[sic] Magazine

Close To The Noise Floor – Various

Close To The Noise Floor is a 4CD set exploring the origins of electronic music in the UK. As such it is as much a social document as a musical one. Consider the background – industrial action, the three day week, social decline, dystopian fiction, and the rising spectre of Thatcherism. An anti-establishment narrative was already well in place due to punk rock. Electronics opened a doorway for similarly disaffected souls to be creative outside of guitars. We’d all seen Kraftwerk on Tomorrows World, and many of us were also impressed by the likes of Can and Tangerine Dream but that tech had been hitherto unavailable in UK. Whereas now we all have a sophisticated computer in our jacket pocket back then a computer was a large hulking white box inside a secure school room.

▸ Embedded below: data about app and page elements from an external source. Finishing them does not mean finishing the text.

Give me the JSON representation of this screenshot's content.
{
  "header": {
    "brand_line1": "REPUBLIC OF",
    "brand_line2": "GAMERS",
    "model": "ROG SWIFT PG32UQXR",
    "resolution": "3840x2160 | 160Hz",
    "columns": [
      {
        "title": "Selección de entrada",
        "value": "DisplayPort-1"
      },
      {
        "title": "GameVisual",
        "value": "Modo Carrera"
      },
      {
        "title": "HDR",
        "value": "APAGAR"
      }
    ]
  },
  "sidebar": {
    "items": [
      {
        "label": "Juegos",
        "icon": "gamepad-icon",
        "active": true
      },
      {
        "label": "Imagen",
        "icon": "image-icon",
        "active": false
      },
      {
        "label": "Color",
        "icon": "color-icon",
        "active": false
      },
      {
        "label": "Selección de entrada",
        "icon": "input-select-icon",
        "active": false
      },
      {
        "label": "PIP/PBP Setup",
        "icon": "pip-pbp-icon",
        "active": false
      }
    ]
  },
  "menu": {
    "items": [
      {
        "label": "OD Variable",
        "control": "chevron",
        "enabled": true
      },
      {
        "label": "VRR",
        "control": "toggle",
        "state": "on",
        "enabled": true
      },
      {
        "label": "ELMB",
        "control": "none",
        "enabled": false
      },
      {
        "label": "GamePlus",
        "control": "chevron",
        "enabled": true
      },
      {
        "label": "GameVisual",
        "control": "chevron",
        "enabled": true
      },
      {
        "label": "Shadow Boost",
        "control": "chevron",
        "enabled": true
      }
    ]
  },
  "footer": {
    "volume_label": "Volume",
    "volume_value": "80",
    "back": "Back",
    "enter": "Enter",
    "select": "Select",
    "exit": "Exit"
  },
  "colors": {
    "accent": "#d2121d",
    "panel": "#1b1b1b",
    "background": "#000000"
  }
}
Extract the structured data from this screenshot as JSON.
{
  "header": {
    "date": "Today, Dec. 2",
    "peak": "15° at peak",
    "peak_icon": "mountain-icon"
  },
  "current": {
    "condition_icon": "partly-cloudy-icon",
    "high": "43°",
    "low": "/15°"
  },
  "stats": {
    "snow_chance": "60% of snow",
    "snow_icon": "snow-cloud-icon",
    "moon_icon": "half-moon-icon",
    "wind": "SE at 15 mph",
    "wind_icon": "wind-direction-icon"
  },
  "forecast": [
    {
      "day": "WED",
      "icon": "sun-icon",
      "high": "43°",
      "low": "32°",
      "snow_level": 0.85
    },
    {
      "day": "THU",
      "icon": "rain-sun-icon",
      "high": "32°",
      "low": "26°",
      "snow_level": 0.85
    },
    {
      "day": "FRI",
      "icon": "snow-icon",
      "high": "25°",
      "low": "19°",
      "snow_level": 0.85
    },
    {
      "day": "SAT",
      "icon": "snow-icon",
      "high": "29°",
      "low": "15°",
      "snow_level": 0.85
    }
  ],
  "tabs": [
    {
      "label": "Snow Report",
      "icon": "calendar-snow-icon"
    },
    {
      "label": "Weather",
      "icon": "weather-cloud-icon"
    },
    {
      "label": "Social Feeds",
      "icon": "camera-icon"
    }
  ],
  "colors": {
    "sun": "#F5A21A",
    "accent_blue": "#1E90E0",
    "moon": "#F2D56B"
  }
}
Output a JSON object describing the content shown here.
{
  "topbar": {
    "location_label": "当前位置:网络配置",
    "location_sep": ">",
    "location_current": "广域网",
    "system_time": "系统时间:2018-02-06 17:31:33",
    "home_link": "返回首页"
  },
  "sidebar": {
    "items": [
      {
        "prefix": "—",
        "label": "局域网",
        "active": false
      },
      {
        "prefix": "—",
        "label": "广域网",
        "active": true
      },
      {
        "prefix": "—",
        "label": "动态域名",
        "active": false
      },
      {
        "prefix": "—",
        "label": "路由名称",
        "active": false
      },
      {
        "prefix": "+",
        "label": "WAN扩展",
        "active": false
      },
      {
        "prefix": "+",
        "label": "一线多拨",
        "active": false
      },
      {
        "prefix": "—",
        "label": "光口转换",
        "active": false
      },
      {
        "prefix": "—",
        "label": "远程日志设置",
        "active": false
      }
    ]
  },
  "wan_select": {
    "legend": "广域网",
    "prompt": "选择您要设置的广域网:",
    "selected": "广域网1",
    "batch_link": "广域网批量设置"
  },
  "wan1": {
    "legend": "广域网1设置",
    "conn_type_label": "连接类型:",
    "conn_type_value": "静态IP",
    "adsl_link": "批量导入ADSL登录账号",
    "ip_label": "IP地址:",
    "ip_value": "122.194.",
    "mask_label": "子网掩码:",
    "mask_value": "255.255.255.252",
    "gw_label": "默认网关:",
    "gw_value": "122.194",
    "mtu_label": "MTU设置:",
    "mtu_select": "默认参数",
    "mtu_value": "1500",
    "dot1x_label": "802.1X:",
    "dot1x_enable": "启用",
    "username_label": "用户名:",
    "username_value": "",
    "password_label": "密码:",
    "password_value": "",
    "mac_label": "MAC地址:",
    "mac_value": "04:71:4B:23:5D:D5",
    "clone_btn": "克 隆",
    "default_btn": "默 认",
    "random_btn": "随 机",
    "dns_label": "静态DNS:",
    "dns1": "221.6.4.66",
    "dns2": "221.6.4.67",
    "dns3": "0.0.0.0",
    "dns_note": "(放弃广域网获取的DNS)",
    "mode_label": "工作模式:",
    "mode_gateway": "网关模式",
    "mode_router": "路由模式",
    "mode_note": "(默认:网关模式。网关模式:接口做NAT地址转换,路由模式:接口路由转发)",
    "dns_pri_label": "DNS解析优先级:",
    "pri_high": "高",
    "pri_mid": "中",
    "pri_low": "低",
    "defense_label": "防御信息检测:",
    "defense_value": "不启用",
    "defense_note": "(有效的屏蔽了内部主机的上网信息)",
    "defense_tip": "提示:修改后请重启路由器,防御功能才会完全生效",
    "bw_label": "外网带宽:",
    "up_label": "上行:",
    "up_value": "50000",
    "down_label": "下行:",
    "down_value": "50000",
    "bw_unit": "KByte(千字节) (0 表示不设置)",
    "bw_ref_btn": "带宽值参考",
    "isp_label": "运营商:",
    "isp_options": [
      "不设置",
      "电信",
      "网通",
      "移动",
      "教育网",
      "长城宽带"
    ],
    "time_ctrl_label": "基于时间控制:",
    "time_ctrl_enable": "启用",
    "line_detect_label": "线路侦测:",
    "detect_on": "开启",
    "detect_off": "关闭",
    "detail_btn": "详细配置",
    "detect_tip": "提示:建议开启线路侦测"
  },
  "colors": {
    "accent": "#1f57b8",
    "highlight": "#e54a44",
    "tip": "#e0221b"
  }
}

The fledging narrative was also apparent in gaming. Compare the immersive shooters of today to the blocky 2D of Space Invaders and Atari. Let’s be clear from the outset. This isn’t a synthpop compilation. This is the formative scene that preceded synthpop. At the time (late seventies) we called this nascent movement ‘futurist’. Synth or electropop are terms that would be coined later on.

Disc One really puts the ‘form’ into formative. This is evolution in front of our very eyes and ears. You can hear the influences which are a mixture of Kraftwerk and BBC Harmonics. (I expect Jon Pertwee to pop up at any moment) Some pieces here are crude sound collages with a strong art school vibe. That said, you can easily draw a line forward to Art Of Noise and eventually IDM. One or two pieces want to be melodic (Holiday camp) while most adopt the same sensibilities as the post punk acts. ‘Faith’, for example is very ‘PIL meets Pink Industry’. By the end of disc 1 ‘Stopping And Starting’ is evidence of early sequencers.

By the time of Disc Two, Tubeway Army’s ‘Are Friends Electric’ had already been a UK Number 1 paving the way for mainstream ‘songs’ to be rendered electronically. Further examples crop up on this disc. ‘Back To the Beginning’ – a robotic swinging sixties – a surely an influence on early The The?. Some familiar faces crop up on Disc Two. Ultravox’s John Foxx, Human League and OMD each display some of their earliest creations. Its the closest we come to the radio.

Over the third and fourth discs you can detect both a tightening of sound (mastery of technique) and a loosening of inhibitions. There’s some whacky stuff here. What quickly becomes clear is that the electronic medium is the only common denominator. There is no one electronic style of music any more than there is one Australian style of music. Electronic music itself can have pop, post-punk, funk, dance, industrial or classical leanings. This is evident here across the four discs. Willfully obscure experimentation gives way to almost ‘conventional’ composition or pop songwriting, though I have to say the former is more prevalent on Close To The Noise Floor.

Come, grab yourself a ticket to witness electronica’s ‘ground zero’. Close to The Noise Floor is an important artifact for aficionados and students of the medium. Yet I wish to stress the caveat that this is not, nor tries to be a synthpop compilation. Those with a bent for melody will find their patience tested across this collection. However those with an interest in musical history will devour its secrets. The book packaging is lavish beyond belief, as we have come to expect from Cherry Red reissues. Extensive notes and photographs augment this object’s desirability. However on pure musical enjoyment levels alone it has to be said that Close To The Noise Floor is somewhat lacking. More ‘noise’ than ‘floor’ if we’re being brutally honest.

File under curiosities.

5.5 Music
9.5 Packaging